• **Exercise**
Exact repetition of the whole listing is what this exercise asks for.

• **Data records**
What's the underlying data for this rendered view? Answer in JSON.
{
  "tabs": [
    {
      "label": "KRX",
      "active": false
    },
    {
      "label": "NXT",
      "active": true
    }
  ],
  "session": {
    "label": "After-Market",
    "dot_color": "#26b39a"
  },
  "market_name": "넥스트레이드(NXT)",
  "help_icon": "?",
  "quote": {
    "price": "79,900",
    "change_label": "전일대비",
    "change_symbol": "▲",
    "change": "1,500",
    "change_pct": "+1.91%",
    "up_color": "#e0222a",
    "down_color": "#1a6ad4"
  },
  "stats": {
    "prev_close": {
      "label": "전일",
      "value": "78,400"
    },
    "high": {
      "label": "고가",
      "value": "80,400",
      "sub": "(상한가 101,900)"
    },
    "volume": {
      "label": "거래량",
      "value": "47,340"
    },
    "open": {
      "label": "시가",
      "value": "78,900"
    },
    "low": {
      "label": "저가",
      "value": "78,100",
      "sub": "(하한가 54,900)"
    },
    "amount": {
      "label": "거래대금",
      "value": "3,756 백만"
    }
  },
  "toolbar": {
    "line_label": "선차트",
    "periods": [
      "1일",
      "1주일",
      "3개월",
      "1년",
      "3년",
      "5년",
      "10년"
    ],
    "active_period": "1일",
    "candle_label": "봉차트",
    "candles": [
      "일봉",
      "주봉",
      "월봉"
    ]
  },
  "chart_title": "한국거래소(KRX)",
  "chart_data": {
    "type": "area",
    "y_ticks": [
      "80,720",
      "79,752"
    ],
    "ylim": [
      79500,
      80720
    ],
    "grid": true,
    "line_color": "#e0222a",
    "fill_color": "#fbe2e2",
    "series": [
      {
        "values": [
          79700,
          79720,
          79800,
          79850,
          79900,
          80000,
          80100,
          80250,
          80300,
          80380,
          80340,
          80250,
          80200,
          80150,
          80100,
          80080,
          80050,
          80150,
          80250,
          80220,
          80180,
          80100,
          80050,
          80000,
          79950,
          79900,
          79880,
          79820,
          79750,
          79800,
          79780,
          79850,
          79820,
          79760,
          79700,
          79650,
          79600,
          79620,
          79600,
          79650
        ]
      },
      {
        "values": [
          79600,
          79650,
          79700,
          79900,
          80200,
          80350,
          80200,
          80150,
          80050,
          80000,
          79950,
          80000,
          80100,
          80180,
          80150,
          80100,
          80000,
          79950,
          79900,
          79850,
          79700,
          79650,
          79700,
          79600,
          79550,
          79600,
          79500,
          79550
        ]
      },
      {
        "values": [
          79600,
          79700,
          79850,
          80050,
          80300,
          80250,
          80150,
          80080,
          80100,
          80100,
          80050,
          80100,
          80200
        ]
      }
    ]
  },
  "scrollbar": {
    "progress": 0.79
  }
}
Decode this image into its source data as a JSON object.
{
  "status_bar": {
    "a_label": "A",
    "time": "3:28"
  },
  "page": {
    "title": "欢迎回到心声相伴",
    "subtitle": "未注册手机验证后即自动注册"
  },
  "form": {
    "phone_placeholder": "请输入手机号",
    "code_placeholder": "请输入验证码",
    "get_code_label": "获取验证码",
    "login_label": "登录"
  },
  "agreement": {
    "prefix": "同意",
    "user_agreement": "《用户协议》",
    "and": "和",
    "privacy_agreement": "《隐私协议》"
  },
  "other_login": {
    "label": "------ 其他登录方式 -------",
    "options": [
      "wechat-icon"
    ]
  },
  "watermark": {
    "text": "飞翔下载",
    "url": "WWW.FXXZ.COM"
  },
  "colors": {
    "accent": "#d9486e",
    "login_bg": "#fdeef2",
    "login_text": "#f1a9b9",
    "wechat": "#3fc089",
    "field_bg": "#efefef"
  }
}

• **Response to the task**
What's the underlying data for this rendered view? Answer in JSON.
{
  "tabs": [
    {
      "label": "KRX",
      "active": false
    },
    {
      "label": "NXT",
      "active": true
    }
  ],
  "session": {
    "label": "After-Market",
    "dot_color": "#26b39a"
  },
  "market_name": "넥스트레이드(NXT)",
  "help_icon": "?",
  "quote": {
    "price": "79,900",
    "change_label": "전일대비",
    "change_symbol": "▲",
    "change": "1,500",
    "change_pct": "+1.91%",
    "up_color": "#e0222a",
    "down_color": "#1a6ad4"
  },
  "stats": {
    "prev_close": {
      "label": "전일",
      "value": "78,400"
    },
    "high": {
      "label": "고가",
      "value": "80,400",
      "sub": "(상한가 101,900)"
    },
    "volume": {
      "label": "거래량",
      "value": "47,340"
    },
    "open": {
      "label": "시가",
      "value": "78,900"
    },
    "low": {
      "label": "저가",
      "value": "78,100",
      "sub": "(하한가 54,900)"
    },
    "amount": {
      "label": "거래대금",
      "value": "3,756 백만"
    }
  },
  "toolbar": {
    "line_label": "선차트",
    "periods": [
      "1일",
      "1주일",
      "3개월",
      "1년",
      "3년",
      "5년",
      "10년"
    ],
    "active_period": "1일",
    "candle_label": "봉차트",
    "candles": [
      "일봉",
      "주봉",
      "월봉"
    ]
  },
  "chart_title": "한국거래소(KRX)",
  "chart_data": {
    "type": "area",
    "y_ticks": [
      "80,720",
      "79,752"
    ],
    "ylim": [
      79500,
      80720
    ],
    "grid": true,
    "line_color": "#e0222a",
    "fill_color": "#fbe2e2",
    "series": [
      {
        "values": [
          79700,
          79720,
          79800,
          79850,
          79900,
          80000,
          80100,
          80250,
          80300,
          80380,
          80340,
          80250,
          80200,
          80150,
          80100,
          80080,
          80050,
          80150,
          80250,
          80220,
          80180,
          80100,
          80050,
          80000,
          79950,
          79900,
          79880,
          79820,
          79750,
          79800,
          79780,
          79850,
          79820,
          79760,
          79700,
          79650,
          79600,
          79620,
          79600,
          79650
        ]
      },
      {
        "values": [
          79600,
          79650,
          79700,
          79900,
          80200,
          80350,
          80200,
          80150,
          80050,
          80000,
          79950,
          80000,
          80100,
          80180,
          80150,
          80100,
          80000,
          79950,
          79900,
          79850,
          79700,
          79650,
          79700,
          79600,
          79550,
          79600,
          79500,
          79550
        ]
      },
      {
        "values": [
          79600,
          79700,
          79850,
          80050,
          80300,
          80250,
          80150,
          80080,
          80100,
          80100,
          80050,
          80100,
          80200
        ]
      }
    ]
  },
  "scrollbar": {
    "progress": 0.79
  }
}
Decode this image into its source data as a JSON object.
{
  "status_bar": {
    "a_label": "A",
    "time": "3:28"
  },
  "page": {
    "title": "欢迎回到心声相伴",
    "subtitle": "未注册手机验证后即自动注册"
  },
  "form": {
    "phone_placeholder": "请输入手机号",
    "code_placeholder": "请输入验证码",
    "get_code_label": "获取验证码",
    "login_label": "登录"
  },
  "agreement": {
    "prefix": "同意",
    "user_agreement": "《用户协议》",
    "and": "和",
    "privacy_agreement": "《隐私协议》"
  },
  "other_login": {
    "label": "------ 其他登录方式 -------",
    "options": [
      "wechat-icon"
    ]
  },
  "watermark": {
    "text": "飞翔下载",
    "url": "WWW.FXXZ.COM"
  },
  "colors": {
    "accent": "#d9486e",
    "login_bg": "#fdeef2",
    "login_text": "#f1a9b9",
    "wechat": "#3fc089",
    "field_bg": "#efefef"
  }
}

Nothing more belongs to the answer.